I can only write about him in the past tense because he is gone. He was violently murdered in Usain Gishu county and his body was found stashed in a metal box.

His murder was painfully violent and inhumane. And another horrifying reminder of what the queer community in Kenya goes through because they live in a country that does not recognize their humanity. 

Edwin was a fashion designer and model. I scrolled through his Instagram posts yesterday and the talent that he was is loudly evident.

He turned boring suits into a work of art and spectacular colours. Even though I did not know him, I can tell from his social media posts that he was a person who embodied passion in a way most of us can't. He was a gift.
He was also an LGBTQ activist. He experienced violence for being who he was and he understood the need to fight for a better and more humane society. 

It is extremely difficult to come to terms with his death and the fact that he died before he was able to live in the free society he had wanted for everyone who is marginalized.

In July 2022, Edwin Chiloba posted horrific photos which were later deleted from his Instagram. He had been attacked and assaulted because of who he was and for his work which was not limited by gender constraints.
The violence he faced while he was here and when he ultimately met his violent death is so brutal to address. How do you talk about it on social media when it is a space full of bigots who are still willing to dehumanize him even in his death? How do you talk about it to people who have been taught to believe that people like him deserve to die for simply existing?
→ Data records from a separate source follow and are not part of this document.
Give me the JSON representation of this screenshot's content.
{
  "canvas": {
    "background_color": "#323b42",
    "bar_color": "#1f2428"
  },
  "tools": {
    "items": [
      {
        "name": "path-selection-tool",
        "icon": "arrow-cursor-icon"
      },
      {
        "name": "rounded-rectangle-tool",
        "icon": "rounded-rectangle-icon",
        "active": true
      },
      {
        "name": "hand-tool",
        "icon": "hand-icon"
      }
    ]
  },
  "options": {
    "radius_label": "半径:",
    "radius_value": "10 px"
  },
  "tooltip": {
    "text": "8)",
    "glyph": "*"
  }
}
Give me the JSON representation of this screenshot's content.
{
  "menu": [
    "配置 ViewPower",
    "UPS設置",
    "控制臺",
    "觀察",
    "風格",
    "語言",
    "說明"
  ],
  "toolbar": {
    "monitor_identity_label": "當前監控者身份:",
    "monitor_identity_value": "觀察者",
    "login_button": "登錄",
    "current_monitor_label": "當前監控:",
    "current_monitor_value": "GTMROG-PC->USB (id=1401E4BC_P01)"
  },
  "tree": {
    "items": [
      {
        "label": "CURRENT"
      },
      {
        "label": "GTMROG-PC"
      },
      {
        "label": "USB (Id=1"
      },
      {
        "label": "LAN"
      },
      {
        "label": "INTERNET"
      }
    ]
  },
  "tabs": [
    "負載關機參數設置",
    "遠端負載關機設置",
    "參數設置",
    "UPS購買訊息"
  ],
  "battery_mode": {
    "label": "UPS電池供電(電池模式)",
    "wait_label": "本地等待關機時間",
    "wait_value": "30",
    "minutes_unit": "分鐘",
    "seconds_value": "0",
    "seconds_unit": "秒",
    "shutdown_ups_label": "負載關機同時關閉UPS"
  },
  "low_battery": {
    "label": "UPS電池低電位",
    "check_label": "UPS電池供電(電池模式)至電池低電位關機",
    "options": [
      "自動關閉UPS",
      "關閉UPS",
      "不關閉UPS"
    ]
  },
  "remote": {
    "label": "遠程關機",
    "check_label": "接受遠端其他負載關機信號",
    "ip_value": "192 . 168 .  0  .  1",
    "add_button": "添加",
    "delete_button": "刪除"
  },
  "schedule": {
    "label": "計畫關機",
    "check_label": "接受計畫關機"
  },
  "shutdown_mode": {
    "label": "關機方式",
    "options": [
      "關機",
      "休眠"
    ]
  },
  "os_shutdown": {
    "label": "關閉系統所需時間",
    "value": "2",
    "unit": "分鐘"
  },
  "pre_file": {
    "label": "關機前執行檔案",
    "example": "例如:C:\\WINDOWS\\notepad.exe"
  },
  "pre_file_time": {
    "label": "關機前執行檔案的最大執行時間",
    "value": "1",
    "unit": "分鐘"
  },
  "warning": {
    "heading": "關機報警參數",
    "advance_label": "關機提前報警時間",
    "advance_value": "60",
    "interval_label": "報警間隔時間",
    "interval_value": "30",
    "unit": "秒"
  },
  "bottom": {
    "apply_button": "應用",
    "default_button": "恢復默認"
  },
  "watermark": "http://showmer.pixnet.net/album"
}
When the Kenyan President was interviewed by CNN, as it is their ritual after a presidential win, he was asked about the homophobia in this country. Just like his predecessor, he said that it was a non-issue.
How is it a non-issue when queer people continue to face targeted violence in this country? How is it a subject not worthy of discussion when queer people are continuously murdered year in and year out in this country?  

When one of the most popular boy band members in Kenya came out as queer, Kenyans on the internet unleashed all the violence they could on him and towards his friends and bandmates. Until today, months after he came out, he continues to endure unwavering online violence at shocking levels.

There are structures in our society that have the responsibility to call out violence but they remain silent in the face of it while continuously segregating the queer community and enabling the violence that is directed at them. These structures are led by religious institutions that are supposed to embody love but teach intolerance that manifests in other people's lives as violence, bullying, and death.

I would love to talk about the homophobia in this country but where do you begin when it is sanctioned by the government, culture, and religion? 

Where do you begin when the country that is supposed to protect you throws you to the wolves?

Where do you begin to talk about it when a majority of people you want to talk to are so devoid of empathy? 

It is helpless and hurtful. It is heartbreakingly painful and yet we will wake up today and the next day still being as violent as ever to people who are as deserving of humanity as the rest of the homophobic world which feels they are the only ones entitled to live lives free of violence.

May Edwin rest in peace and may his killers never know it.